→ **Goal of the exercise**: Each line of the data holding "Physical" should be found and copied.

Extracted data entries
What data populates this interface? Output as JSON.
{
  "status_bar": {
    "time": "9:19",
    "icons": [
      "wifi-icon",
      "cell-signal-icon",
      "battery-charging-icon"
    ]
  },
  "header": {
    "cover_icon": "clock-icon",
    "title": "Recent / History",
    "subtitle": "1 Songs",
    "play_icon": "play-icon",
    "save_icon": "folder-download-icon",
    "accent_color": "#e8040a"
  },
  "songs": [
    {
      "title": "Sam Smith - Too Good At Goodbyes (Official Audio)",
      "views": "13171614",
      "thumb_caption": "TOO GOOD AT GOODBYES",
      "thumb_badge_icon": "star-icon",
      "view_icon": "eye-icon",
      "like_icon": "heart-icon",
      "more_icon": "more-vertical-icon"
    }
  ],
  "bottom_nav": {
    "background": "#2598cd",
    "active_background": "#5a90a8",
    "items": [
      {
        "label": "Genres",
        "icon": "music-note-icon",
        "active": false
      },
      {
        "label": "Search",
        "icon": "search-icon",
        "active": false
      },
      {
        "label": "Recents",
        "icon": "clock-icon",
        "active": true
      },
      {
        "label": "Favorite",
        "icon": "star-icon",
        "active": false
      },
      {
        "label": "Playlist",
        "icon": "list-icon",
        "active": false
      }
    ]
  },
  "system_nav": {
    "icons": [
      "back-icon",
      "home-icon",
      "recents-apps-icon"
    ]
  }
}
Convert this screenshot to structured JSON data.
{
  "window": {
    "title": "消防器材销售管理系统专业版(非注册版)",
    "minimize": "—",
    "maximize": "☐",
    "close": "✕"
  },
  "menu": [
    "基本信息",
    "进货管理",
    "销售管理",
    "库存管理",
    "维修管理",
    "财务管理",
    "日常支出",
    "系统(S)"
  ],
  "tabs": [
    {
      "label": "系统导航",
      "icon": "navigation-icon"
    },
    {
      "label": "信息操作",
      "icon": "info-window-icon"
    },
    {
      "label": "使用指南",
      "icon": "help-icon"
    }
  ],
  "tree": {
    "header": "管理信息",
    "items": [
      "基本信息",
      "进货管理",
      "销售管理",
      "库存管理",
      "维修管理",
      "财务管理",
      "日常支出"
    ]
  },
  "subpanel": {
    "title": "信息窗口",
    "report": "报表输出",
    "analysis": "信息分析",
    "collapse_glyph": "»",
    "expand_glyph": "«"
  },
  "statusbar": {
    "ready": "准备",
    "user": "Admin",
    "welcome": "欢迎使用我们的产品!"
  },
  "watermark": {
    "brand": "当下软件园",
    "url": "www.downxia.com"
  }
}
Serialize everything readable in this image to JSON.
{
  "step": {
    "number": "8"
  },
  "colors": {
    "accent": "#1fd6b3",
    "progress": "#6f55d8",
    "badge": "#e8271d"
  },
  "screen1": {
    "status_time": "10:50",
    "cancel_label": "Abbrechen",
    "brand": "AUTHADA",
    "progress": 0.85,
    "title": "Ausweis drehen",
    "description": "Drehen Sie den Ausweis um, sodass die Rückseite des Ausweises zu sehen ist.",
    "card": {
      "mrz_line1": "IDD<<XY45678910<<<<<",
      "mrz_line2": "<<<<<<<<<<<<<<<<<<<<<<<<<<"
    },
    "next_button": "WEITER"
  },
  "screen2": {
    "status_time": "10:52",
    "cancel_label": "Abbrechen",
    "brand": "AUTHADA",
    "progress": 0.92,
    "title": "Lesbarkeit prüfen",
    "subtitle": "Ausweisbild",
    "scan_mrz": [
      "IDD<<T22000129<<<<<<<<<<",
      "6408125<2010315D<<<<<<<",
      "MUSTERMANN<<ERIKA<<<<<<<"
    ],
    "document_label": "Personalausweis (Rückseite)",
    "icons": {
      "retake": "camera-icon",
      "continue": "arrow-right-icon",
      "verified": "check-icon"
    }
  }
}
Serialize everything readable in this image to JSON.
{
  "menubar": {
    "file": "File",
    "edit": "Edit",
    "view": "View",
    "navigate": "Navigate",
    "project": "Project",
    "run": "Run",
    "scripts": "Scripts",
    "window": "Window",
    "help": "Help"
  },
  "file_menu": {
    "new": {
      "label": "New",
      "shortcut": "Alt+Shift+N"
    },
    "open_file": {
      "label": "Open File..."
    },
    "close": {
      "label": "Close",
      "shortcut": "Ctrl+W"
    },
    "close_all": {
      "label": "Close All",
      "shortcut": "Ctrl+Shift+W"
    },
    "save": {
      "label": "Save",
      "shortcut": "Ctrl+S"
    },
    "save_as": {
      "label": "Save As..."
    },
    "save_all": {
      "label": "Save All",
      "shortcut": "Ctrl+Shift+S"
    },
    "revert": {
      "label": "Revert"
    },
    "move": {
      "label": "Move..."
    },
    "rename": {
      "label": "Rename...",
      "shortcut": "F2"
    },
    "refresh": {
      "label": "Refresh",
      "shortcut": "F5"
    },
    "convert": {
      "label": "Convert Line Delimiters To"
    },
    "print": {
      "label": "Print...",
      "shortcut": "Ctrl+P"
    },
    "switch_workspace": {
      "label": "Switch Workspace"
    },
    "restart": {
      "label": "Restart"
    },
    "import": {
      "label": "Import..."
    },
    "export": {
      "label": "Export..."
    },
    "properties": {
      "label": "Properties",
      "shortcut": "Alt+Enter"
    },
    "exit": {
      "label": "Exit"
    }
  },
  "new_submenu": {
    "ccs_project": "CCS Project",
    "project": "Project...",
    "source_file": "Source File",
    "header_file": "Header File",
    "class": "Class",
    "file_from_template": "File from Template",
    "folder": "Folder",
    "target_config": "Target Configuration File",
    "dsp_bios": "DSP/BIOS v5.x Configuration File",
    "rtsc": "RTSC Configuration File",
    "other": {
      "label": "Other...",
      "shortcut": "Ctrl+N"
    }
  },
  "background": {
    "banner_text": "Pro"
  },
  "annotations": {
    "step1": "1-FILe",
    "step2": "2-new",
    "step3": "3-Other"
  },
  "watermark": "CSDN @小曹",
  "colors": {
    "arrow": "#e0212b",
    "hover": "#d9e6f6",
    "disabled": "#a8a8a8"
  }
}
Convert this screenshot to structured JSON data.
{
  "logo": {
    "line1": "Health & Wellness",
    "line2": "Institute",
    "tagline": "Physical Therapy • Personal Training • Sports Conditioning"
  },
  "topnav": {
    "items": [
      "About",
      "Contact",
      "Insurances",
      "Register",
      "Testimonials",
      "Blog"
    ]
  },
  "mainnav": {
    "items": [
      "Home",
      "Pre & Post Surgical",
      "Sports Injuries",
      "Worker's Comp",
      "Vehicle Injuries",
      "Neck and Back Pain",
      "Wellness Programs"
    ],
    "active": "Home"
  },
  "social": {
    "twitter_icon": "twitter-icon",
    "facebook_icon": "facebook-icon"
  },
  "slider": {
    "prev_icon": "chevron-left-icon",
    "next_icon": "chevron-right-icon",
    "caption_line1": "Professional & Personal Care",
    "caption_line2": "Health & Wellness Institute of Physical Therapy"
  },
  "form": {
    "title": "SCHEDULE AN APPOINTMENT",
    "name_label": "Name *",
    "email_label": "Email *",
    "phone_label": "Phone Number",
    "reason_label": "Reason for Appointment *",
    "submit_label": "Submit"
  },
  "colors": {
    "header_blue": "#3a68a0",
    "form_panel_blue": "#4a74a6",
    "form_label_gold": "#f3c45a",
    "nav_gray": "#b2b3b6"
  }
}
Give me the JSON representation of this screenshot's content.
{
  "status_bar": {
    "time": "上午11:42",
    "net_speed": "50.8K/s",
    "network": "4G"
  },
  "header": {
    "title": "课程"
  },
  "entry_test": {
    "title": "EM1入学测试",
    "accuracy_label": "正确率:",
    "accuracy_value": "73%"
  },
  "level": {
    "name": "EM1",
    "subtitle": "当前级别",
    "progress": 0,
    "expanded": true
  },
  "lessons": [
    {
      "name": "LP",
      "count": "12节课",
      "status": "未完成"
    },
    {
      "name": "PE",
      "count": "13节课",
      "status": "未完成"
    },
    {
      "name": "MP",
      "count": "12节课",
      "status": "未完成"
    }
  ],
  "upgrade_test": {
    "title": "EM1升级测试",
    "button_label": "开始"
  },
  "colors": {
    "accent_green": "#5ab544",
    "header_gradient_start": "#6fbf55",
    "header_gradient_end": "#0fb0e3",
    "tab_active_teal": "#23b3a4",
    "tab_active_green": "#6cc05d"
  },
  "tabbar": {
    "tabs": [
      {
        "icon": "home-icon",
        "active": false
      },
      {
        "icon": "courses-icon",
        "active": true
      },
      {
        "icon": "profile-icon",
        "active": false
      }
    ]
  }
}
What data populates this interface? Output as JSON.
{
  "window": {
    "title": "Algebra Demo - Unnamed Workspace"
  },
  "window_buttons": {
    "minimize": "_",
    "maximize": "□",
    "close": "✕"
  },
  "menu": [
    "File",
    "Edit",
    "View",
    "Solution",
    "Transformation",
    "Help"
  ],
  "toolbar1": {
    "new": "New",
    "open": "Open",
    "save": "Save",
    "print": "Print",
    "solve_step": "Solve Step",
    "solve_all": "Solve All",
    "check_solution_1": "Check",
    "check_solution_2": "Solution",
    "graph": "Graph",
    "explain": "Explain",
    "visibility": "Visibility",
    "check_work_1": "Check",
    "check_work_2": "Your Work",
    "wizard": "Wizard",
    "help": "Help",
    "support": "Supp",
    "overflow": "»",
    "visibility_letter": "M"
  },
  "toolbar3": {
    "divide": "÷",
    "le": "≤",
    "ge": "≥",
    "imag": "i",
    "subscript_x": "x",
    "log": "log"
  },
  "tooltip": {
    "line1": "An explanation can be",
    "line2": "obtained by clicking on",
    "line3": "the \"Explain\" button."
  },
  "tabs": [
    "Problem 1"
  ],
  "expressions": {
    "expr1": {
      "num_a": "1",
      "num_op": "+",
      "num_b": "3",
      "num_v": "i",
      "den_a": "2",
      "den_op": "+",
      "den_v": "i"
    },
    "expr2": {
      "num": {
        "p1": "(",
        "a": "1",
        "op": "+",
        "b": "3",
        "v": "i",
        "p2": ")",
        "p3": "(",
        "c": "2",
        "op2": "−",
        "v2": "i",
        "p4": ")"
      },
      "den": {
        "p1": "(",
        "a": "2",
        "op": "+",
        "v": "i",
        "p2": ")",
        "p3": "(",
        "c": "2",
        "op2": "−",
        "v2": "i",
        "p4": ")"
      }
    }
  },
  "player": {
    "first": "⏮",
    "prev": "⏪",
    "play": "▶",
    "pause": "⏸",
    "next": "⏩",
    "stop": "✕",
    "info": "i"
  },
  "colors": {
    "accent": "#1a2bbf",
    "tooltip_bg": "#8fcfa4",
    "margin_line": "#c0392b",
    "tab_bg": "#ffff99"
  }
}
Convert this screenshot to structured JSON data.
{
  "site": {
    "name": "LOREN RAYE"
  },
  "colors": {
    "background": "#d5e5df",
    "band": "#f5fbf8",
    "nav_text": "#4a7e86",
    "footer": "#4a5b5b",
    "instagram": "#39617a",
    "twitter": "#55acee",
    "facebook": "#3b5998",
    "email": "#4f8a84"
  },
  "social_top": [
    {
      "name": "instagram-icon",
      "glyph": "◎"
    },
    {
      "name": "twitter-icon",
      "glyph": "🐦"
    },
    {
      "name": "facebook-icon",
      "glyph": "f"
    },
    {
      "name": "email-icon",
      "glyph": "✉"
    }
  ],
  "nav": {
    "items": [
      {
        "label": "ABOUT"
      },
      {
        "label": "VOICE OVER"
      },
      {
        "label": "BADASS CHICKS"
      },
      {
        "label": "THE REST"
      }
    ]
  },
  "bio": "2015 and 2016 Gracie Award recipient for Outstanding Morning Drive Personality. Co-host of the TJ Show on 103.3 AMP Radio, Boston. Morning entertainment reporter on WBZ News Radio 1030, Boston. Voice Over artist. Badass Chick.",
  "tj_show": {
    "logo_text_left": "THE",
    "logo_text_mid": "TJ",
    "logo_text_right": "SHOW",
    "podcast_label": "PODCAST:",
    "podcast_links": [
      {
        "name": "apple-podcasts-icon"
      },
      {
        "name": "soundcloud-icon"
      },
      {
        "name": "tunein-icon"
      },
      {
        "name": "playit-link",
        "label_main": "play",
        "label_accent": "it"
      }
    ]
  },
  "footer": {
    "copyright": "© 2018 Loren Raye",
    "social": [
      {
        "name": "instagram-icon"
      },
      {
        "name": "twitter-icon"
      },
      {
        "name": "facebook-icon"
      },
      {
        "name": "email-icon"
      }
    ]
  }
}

→ **Response to this task**:
    "tagline": "Physical Therapy • Personal Training • Sports Conditioning"
    "caption_line2": "Health & Wellness Institute of Physical Therapy"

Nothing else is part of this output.